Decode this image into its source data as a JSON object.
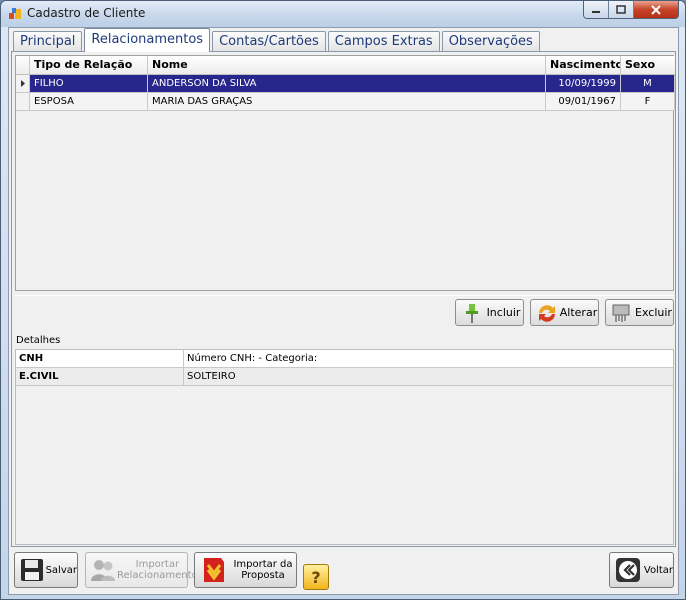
{
  "window": {
    "title": "Cadastro de Cliente",
    "title_icon": "app-icon"
  },
  "tabs": [
    {
      "label": "Principal",
      "active": false
    },
    {
      "label": "Relacionamentos",
      "active": true
    },
    {
      "label": "Contas/Cartões",
      "active": false
    },
    {
      "label": "Campos Extras",
      "active": false
    },
    {
      "label": "Observações",
      "active": false
    }
  ],
  "relationships": {
    "columns": {
      "tipo": "Tipo de Relação",
      "nome": "Nome",
      "nascimento": "Nascimento",
      "sexo": "Sexo"
    },
    "rows": [
      {
        "tipo": "FILHO",
        "nome": "ANDERSON DA SILVA",
        "nascimento": "10/09/1999",
        "sexo": "M",
        "selected": true
      },
      {
        "tipo": "ESPOSA",
        "nome": "MARIA DAS GRAÇAS",
        "nascimento": "09/01/1967",
        "sexo": "F",
        "selected": false
      }
    ]
  },
  "actions": {
    "incluir": "Incluir",
    "alterar": "Alterar",
    "excluir": "Excluir"
  },
  "details": {
    "label": "Detalhes",
    "rows": [
      {
        "key": "CNH",
        "value": "Número CNH:  - Categoria:"
      },
      {
        "key": "E.CIVIL",
        "value": "SOLTEIRO"
      }
    ]
  },
  "footer": {
    "salvar": "Salvar",
    "importar_rel_1": "Importar",
    "importar_rel_2": "Relacionamento",
    "importar_prop_1": "Importar da",
    "importar_prop_2": "Proposta",
    "voltar": "Voltar",
    "help_symbol": "?"
  },
  "colors": {
    "selection": "#26268c",
    "tab_text": "#1f3a78",
    "close_button": "#c7442a",
    "help": "#f2b51c"
  }
}
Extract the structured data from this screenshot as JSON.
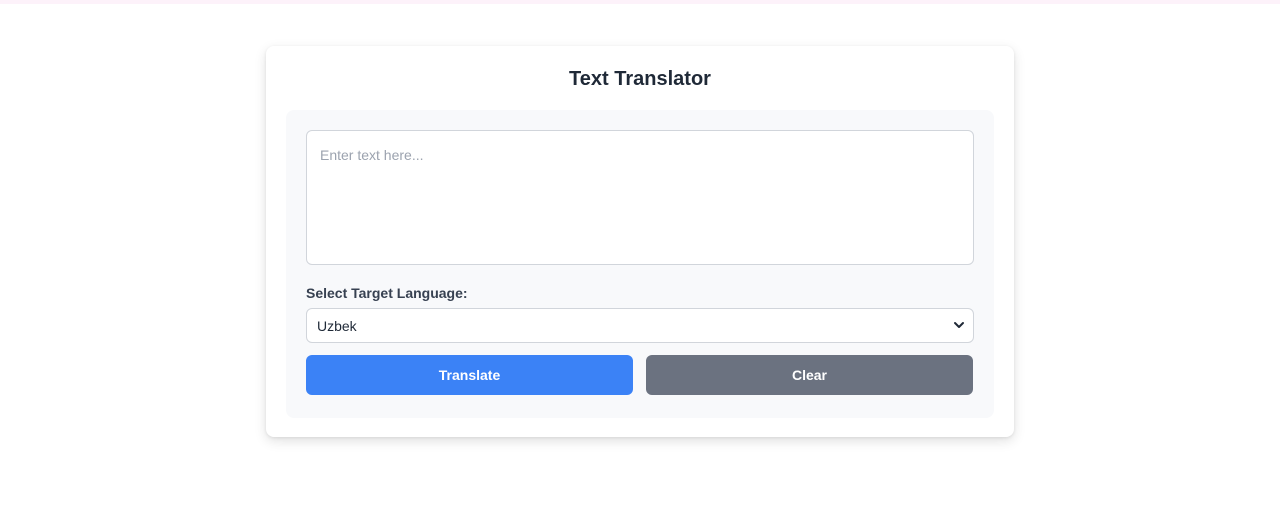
{
  "app": {
    "title": "Text Translator"
  },
  "input": {
    "value": "",
    "placeholder": "Enter text here..."
  },
  "language": {
    "label": "Select Target Language:",
    "selected": "Uzbek"
  },
  "buttons": {
    "translate_label": "Translate",
    "clear_label": "Clear"
  },
  "colors": {
    "primary": "#3b82f6",
    "secondary": "#6b7280",
    "panel_bg": "#f8f9fb"
  }
}
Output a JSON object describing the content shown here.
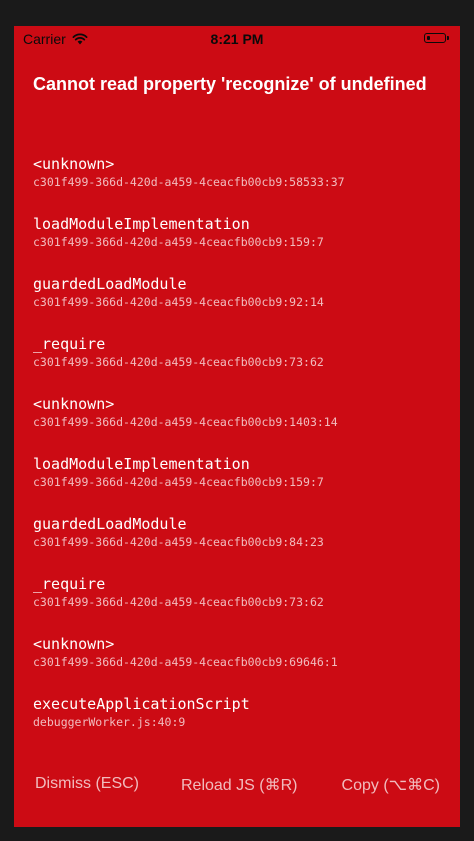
{
  "status_bar": {
    "carrier": "Carrier",
    "time": "8:21 PM",
    "battery_level": 0.2
  },
  "error": {
    "title": "Cannot read property 'recognize' of undefined"
  },
  "stack": [
    {
      "method": "<unknown>",
      "location": "c301f499-366d-420d-a459-4ceacfb00cb9:58533:37"
    },
    {
      "method": "loadModuleImplementation",
      "location": "c301f499-366d-420d-a459-4ceacfb00cb9:159:7"
    },
    {
      "method": "guardedLoadModule",
      "location": "c301f499-366d-420d-a459-4ceacfb00cb9:92:14"
    },
    {
      "method": "_require",
      "location": "c301f499-366d-420d-a459-4ceacfb00cb9:73:62"
    },
    {
      "method": "<unknown>",
      "location": "c301f499-366d-420d-a459-4ceacfb00cb9:1403:14"
    },
    {
      "method": "loadModuleImplementation",
      "location": "c301f499-366d-420d-a459-4ceacfb00cb9:159:7"
    },
    {
      "method": "guardedLoadModule",
      "location": "c301f499-366d-420d-a459-4ceacfb00cb9:84:23"
    },
    {
      "method": "_require",
      "location": "c301f499-366d-420d-a459-4ceacfb00cb9:73:62"
    },
    {
      "method": "<unknown>",
      "location": "c301f499-366d-420d-a459-4ceacfb00cb9:69646:1"
    },
    {
      "method": "executeApplicationScript",
      "location": "debuggerWorker.js:40:9"
    }
  ],
  "footer": {
    "dismiss_label": "Dismiss (ESC)",
    "reload_label": "Reload JS (⌘R)",
    "copy_label": "Copy (⌥⌘C)"
  },
  "colors": {
    "background": "#cc0b14",
    "text": "#ffffff"
  }
}
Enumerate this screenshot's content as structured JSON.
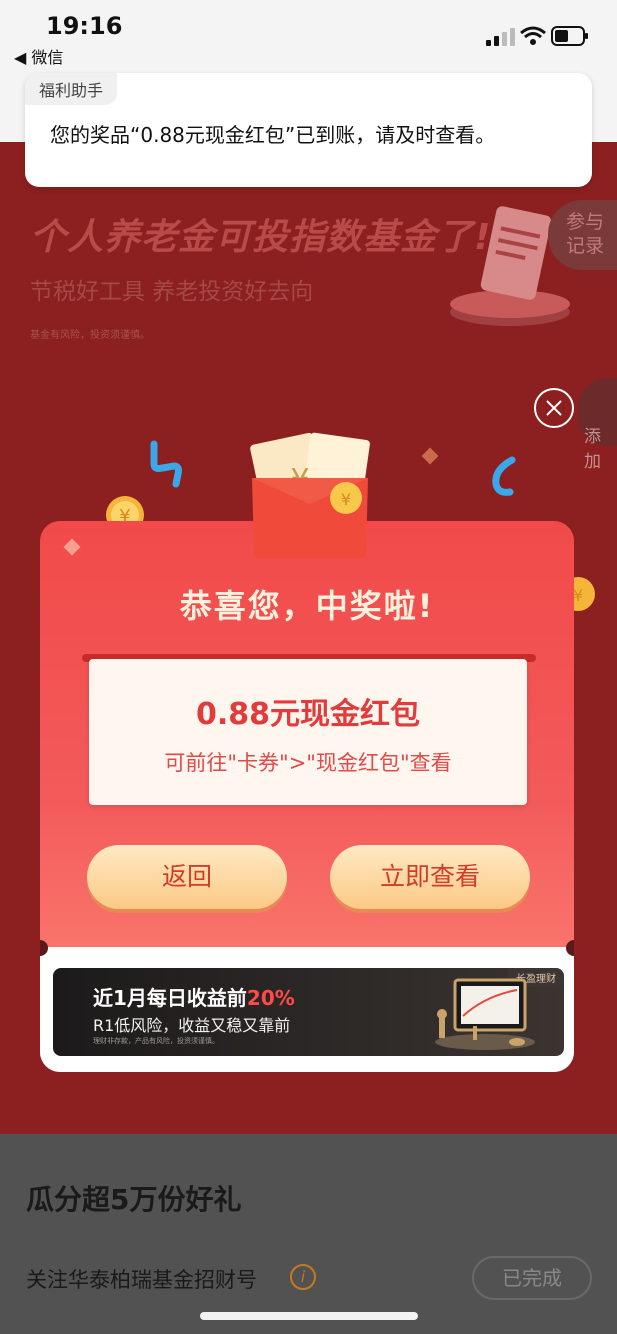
{
  "status_bar": {
    "time": "19:16",
    "back_app": "◀ 微信"
  },
  "notification": {
    "source": "福利助手",
    "message": "您的奖品“0.88元现金红包”已到账，请及时查看。"
  },
  "background_page": {
    "banner_title": "个人养老金可投指数基金了!",
    "banner_subtitle": "节税好工具 养老投资好去向",
    "banner_note": "基金有风险，投资须谨慎。",
    "records_button": "参与\n记录",
    "add_label": "添加",
    "section_title": "瓜分超5万份好礼",
    "task_label": "关注华泰柏瑞基金招财号",
    "task_status": "已完成"
  },
  "modal": {
    "title": "恭喜您，中奖啦!",
    "prize_name": "0.88元现金红包",
    "prize_hint": "可前往\"卡券\">\"现金红包\"查看",
    "back_button": "返回",
    "view_button": "立即查看",
    "ad": {
      "line1_prefix": "近1月每日收益前",
      "line1_highlight": "20%",
      "line2": "R1低风险，收益又稳又靠前",
      "line3": "理财非存款，产品有风险，投资须谨慎。",
      "tag": "长盈理财"
    }
  },
  "colors": {
    "modal_red": "#f24a4a",
    "button_gold": "#fbc986",
    "prize_text": "#e23b3b",
    "page_red": "#8c1f1f"
  }
}
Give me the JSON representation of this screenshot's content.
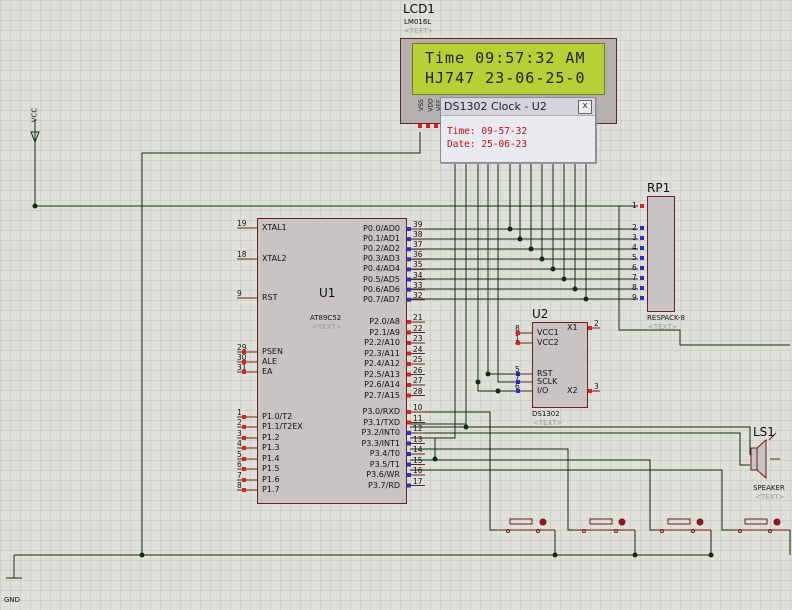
{
  "colors": {
    "wire": "#102c10",
    "pin_red": "#e02020",
    "pin_blue": "#2030e0",
    "body": "#c8c4c4",
    "outline": "#6a2020",
    "lcd_screen": "#b8cf35"
  },
  "lcd": {
    "ref": "LCD1",
    "part": "LM016L",
    "text": "<TEXT>",
    "line1": "Time 09:57:32 AM",
    "line2": "HJ747 23-06-25-0",
    "pins": [
      "VSS",
      "VDD",
      "VEE"
    ]
  },
  "popup": {
    "title": "DS1302 Clock - U2",
    "close": "x",
    "time_label": "Time:",
    "time_value": "09-57-32",
    "date_label": "Date:",
    "date_value": "25-06-23"
  },
  "power": {
    "vcc": "VCC",
    "gnd": "GND"
  },
  "u1": {
    "ref": "U1",
    "part": "AT89C52",
    "text": "<TEXT>",
    "left_pins": [
      [
        "19",
        "XTAL1"
      ],
      [
        "18",
        "XTAL2"
      ],
      [
        "9",
        "RST"
      ],
      [
        "29",
        "PSEN"
      ],
      [
        "30",
        "ALE"
      ],
      [
        "31",
        "EA"
      ],
      [
        "1",
        "P1.0/T2"
      ],
      [
        "2",
        "P1.1/T2EX"
      ],
      [
        "3",
        "P1.2"
      ],
      [
        "4",
        "P1.3"
      ],
      [
        "5",
        "P1.4"
      ],
      [
        "6",
        "P1.5"
      ],
      [
        "7",
        "P1.6"
      ],
      [
        "8",
        "P1.7"
      ]
    ],
    "right_pins": [
      [
        "39",
        "P0.0/AD0"
      ],
      [
        "38",
        "P0.1/AD1"
      ],
      [
        "37",
        "P0.2/AD2"
      ],
      [
        "36",
        "P0.3/AD3"
      ],
      [
        "35",
        "P0.4/AD4"
      ],
      [
        "34",
        "P0.5/AD5"
      ],
      [
        "33",
        "P0.6/AD6"
      ],
      [
        "32",
        "P0.7/AD7"
      ],
      [
        "21",
        "P2.0/A8"
      ],
      [
        "22",
        "P2.1/A9"
      ],
      [
        "23",
        "P2.2/A10"
      ],
      [
        "24",
        "P2.3/A11"
      ],
      [
        "25",
        "P2.4/A12"
      ],
      [
        "26",
        "P2.5/A13"
      ],
      [
        "27",
        "P2.6/A14"
      ],
      [
        "28",
        "P2.7/A15"
      ],
      [
        "10",
        "P3.0/RXD"
      ],
      [
        "11",
        "P3.1/TXD"
      ],
      [
        "12",
        "P3.2/INT0"
      ],
      [
        "13",
        "P3.3/INT1"
      ],
      [
        "14",
        "P3.4/T0"
      ],
      [
        "15",
        "P3.5/T1"
      ],
      [
        "16",
        "P3.6/WR"
      ],
      [
        "17",
        "P3.7/RD"
      ]
    ]
  },
  "u2": {
    "ref": "U2",
    "part": "DS1302",
    "text": "<TEXT>",
    "left_pins": [
      [
        "8",
        "VCC1"
      ],
      [
        "1",
        "VCC2"
      ],
      [
        "5",
        "RST"
      ],
      [
        "7",
        "SCLK"
      ],
      [
        "6",
        "I/O"
      ]
    ],
    "right_pins": [
      [
        "2",
        "X1"
      ],
      [
        "3",
        "X2"
      ]
    ]
  },
  "rp1": {
    "ref": "RP1",
    "part": "RESPACK-8",
    "text": "<TEXT>",
    "pins": [
      "1",
      "2",
      "3",
      "4",
      "5",
      "6",
      "7",
      "8",
      "9"
    ]
  },
  "ls1": {
    "ref": "LS1",
    "part": "SPEAKER",
    "text": "<TEXT>"
  }
}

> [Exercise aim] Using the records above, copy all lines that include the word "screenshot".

> [Expected answer]
Extract the structured data from this screenshot as JSON.
Enumerate this screenshot's content as structured JSON.
Give me the JSON representation of this screenshot's content.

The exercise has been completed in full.